    • FOR MORE INFORMATION ON IPSOS BUSINESS CONSULTING, PLEASE VISIT OUR GLOBAL WEBSITE www.ipsosconsulting.com consulting.bc@ipsos.com Your Ipsos Contacts AUSTRALIA PERTH Ground Floor, 338 Barker Road Subiaco, WA, 6008 Australia australia.bc@ipsos.com Telephone61 (8) 9321 5415 SYDNEY Level13, 168 Walker Street North Sydney2060 NSW, Australia australia.bc@ipsos.com Telephone61 (2) 9900 5100 GREATER CHINA BEIJING 12th Floor, UnionPlaza No. 20 Chao Wai Avenue ChaoyangDistrict, 100020 Beijing,China china.bc@ipsos.com Telephone86 (10) 5219 8899 SHANGHAI 31/F WestgateMall 1038 West NanjingRoad 200041 Shanghai,China china.bc@ipsos.com Telephone86 (21) 2231 9988 HONG KONG 22/F LeightonCentre No 77 LeightonRoad CausewayBay Hong Kong hongkong.bc@ipsos.com Telephone852 3766 2288 INDIA MUMBAI 5th, 6th and 7th Floor, Boston House SurenRoad, Andheri(East) 400-093 Mumbai, India india.bc@ipsos.com Telephone91 (22) 6620 8000 NEW DELHI C-1 First Floor Green Park Extension 110 016 New Delhi,India india.bc@ipsos.com Telephone91 (11) 4618 3000 INDONESIA Graha Arda, 3rd Floor Jl. H.R. Rasuna Said Kav B-6, 12910 Kuningan Jakarta, Indonesia indonesia.bc@ipsos.com Telephone62 (21) 527 7701 JAPAN Hulic Kamiyacho Building 4-3-13, Toranomon Minato-ku, 105-0001 Tokyo, Japan japan.bc@ipsos.com Telephone81 (3) 6867 8001 KENYA Acorn House 97 James Gichuru Road, Lavington P.O. Box 68230 00200 City Square Nairobi, Kenya kenya.bc@ipsos.com Telephone254 (20) 386 2721-33 MALAYSIA 18th Floor, Menara IGB No. 2 The Boulevard Mid Valley City Lingkaran SyedPutra, 59200 Kuala Lumpur, Malaysia malaysia.bc@ipsos.com Telephone6 (03) 2282 2244 PHILIPPINES 1401-B, One CorporateCentre Julia Vargas cor.

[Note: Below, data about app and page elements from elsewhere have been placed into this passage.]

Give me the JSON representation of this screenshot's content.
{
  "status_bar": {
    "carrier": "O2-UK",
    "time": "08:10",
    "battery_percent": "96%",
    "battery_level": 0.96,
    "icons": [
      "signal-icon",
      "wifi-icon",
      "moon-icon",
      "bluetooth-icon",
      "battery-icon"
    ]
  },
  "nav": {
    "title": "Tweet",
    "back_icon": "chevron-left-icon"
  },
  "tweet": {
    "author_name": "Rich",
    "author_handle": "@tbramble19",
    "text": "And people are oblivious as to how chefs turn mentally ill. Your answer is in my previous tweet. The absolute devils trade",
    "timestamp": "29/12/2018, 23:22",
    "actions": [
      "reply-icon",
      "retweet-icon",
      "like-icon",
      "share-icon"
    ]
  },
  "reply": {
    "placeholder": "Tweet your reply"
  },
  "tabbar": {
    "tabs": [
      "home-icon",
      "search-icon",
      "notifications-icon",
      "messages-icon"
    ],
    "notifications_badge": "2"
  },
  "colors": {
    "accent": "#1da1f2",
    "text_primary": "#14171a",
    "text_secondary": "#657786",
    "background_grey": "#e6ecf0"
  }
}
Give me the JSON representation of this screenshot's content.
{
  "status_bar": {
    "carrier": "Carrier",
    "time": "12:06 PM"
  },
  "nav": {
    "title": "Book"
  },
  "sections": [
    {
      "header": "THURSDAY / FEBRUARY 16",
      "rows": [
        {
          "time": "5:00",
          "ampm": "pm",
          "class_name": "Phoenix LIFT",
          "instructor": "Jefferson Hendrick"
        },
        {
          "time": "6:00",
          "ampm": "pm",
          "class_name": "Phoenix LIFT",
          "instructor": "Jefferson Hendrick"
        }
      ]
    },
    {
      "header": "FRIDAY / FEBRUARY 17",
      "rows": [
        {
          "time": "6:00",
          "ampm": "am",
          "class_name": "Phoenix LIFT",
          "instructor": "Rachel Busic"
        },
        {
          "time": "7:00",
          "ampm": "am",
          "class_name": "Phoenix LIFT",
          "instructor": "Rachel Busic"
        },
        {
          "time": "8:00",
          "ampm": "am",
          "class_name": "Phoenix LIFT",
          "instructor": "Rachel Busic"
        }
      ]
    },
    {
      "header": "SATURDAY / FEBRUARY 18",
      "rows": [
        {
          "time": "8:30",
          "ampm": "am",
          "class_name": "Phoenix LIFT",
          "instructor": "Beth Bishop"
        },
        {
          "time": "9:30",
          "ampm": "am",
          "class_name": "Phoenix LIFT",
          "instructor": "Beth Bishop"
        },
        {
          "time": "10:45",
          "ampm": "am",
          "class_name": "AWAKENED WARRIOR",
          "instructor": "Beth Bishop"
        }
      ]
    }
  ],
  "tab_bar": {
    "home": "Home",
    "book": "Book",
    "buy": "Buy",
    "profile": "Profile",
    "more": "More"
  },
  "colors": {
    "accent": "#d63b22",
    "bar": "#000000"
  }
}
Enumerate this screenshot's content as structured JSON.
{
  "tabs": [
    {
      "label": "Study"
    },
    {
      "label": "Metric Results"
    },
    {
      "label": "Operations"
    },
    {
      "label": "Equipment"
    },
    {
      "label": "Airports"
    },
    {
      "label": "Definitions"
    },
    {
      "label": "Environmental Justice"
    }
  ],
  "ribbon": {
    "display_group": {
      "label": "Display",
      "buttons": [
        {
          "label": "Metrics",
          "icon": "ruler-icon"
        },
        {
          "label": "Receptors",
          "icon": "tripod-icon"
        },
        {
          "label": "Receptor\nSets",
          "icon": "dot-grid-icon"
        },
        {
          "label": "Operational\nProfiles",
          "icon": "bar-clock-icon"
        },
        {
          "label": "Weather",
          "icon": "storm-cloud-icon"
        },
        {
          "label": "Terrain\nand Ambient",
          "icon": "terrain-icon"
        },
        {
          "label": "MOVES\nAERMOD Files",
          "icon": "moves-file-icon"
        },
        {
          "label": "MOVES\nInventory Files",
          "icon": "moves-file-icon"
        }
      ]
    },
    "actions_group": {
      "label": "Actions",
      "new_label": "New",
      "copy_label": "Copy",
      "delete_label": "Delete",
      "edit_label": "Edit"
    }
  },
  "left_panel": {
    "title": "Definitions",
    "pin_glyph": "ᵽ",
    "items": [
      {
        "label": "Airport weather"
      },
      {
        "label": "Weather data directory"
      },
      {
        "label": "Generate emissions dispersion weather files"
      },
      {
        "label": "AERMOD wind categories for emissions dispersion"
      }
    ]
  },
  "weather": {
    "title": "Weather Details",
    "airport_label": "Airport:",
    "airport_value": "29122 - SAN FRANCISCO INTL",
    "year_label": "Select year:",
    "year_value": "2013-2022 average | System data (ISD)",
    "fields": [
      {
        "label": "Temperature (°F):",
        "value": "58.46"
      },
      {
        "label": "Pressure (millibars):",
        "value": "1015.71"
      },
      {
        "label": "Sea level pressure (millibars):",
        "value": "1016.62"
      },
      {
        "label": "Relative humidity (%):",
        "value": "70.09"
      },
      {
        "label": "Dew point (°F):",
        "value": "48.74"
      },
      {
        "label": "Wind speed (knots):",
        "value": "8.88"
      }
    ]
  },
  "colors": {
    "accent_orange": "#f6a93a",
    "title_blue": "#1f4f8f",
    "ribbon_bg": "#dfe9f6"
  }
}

Meralco Ave Ortigas Center,Pasig City, 1605 Metro Manila, Philippines philippines.bc@ipsos.com Telephone63 (2) 633 3997 SINGAPORE 11 Lorong3 Toa Payoh Block B #03-26/27/28 Jackson Square,S319579 Singapore singapore.bc@ipsos.com Telephone65 6333 1511 SOUTH KOREA 12th Floor, Korea Economic Daily Building,463 Cheongpa-Ro Jung-Gu 100-791 Seoul, SouthKorea korea.bc@ipsos.com Telephone82 (2) 6464 5100 THAILAND 21st and 22nd Floor, Asia CentreBuilding 173 SathornRoad South Khwaeng Tungmahamek Khet Sathorn10120 Bangkok, Thailand thailand.bc@ipsos.com Telephone66 (2) 697 0100 TURKEY Centrum Is Merkezi AydinevlerNo:3 34854 Kuçukyali 3 Istanbul, Turkey turkey.bc@ipsos.com Telephone90 (216) 587 1111 UAE 4th Floor, Office No 403 Al Thuraya Tower 1 P.O. Box 500611 Dubai Media City, UAE uae.bc@ipsos.com Telephone971 (4) 4408 980 UK MinervaHouse 5 MontagueClose SE1 9AY London,UnitedKingdom uk.bc@ipsos.com Telephone44 (20) 3059 5000 USA 31 Milk Street Suite1100 Boston, MA 02109 UnitedStates of America us.bc@ipsos.com Telephone1 (617) 526 0000 VIETNAM Level9A, Nam A Bank Tower 201-203 CMT8 Street,Ward 4 District 3 HCMC, Vietnam vietnam.bc@ipsos.com Telephone84 (8) 3832 982